As mentioned previously, H. pylori
infection has been shown to be strongly associated with the presence of inflammation in the gastric mucosa (chronic superficial gastritis), and especially with polymorphonuclear cell infiltration (chronic active gastritis). Once acquired, H. pylori
persists, usually for life, unless eradicated by antimicrobial therapy.169 H. pylori
is a major cause of peptic ulcer disease, a human carcinogen and is implicated in the development of gastric cancer (the most important gastrointestinal malignancy in the world). H. pylori
organisms are spiral, microaerophilic, Gram-(−) bacteria that colonize the gastric mucosa and secrete urease and other virulence factors that increase their pathogenicity. Combination antibiotic therapy leads to eradication rates of about 80%, but at the expense of side effects and possible poor patient compliance. Increasing antibiotic resistance and the existence of non-responsive patients suggest that alternative strategies for H. pylori
eradication need to be sought. The clinical trial using ALA referred to previously165
and the discovery in our laboratory that H. pylori
is killed by blue light due to accumulation of endogenous porphyrins81
suggest that light-based therapies may play a role in combating this infection. The relative ease of PS and/or light delivery into the stomach may mean that this is one of the first antibacterial applications of PDT to be used clinically.
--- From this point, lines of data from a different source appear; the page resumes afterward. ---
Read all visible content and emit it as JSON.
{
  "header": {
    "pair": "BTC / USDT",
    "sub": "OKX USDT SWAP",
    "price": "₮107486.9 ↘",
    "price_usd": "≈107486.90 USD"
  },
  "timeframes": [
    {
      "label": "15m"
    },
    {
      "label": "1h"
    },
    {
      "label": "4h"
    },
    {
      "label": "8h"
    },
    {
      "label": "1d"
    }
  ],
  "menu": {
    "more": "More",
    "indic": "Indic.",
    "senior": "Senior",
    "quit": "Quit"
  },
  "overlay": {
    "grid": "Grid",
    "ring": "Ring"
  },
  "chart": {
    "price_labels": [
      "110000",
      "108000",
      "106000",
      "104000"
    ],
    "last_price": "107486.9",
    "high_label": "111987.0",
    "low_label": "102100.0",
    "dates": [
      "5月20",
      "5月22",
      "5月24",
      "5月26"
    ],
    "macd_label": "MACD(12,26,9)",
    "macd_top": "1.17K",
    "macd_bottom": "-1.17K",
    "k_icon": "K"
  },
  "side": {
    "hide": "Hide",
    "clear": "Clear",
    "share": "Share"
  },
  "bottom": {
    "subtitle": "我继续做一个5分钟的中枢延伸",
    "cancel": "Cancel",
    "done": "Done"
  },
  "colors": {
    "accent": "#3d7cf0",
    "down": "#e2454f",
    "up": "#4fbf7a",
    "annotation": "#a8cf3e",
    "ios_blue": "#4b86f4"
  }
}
Corneal infections such as bacterial keratitis (P. aeruginosa, Capnocytophaga canimorsus, Serratia marcescens, Chlamydia trachomatis or S. aureus) and keratomycosis (fungal infection) could be treated with topical PDT. Dermatophytoses or fungal infections of the skin and nails are a common problem affecting millions of people worldwide, but especially in countries with hot and humid climates. These infections may take the form of ringworm (tinea corporis), athlete’s foot (tinea pedis), onychomycosis (toenail fungus), tinea capitis (scalp), tinea cruris (groin) and tinea barbae (beard). The causative organisms are frequently Trichophyton spp., Epidermophyton floccosum or Microsporum canis. Dermatophytoses are most commonly treated with topical antifungal preparations, although therapeutic success is limited because of the lengthy duration of treatment required, poor patient compliance and high relapse rates at specific body sites. Although at present there are only sporadic reports of dermatophytes developing resistance to antifungals, by analogy with antibiotic resistance in bacteria, it is likely only a matter of time before widespread resistance emerges for dermatophytes. The superficial nature of fungal infections encourages the testing of topical PDT as a therapy.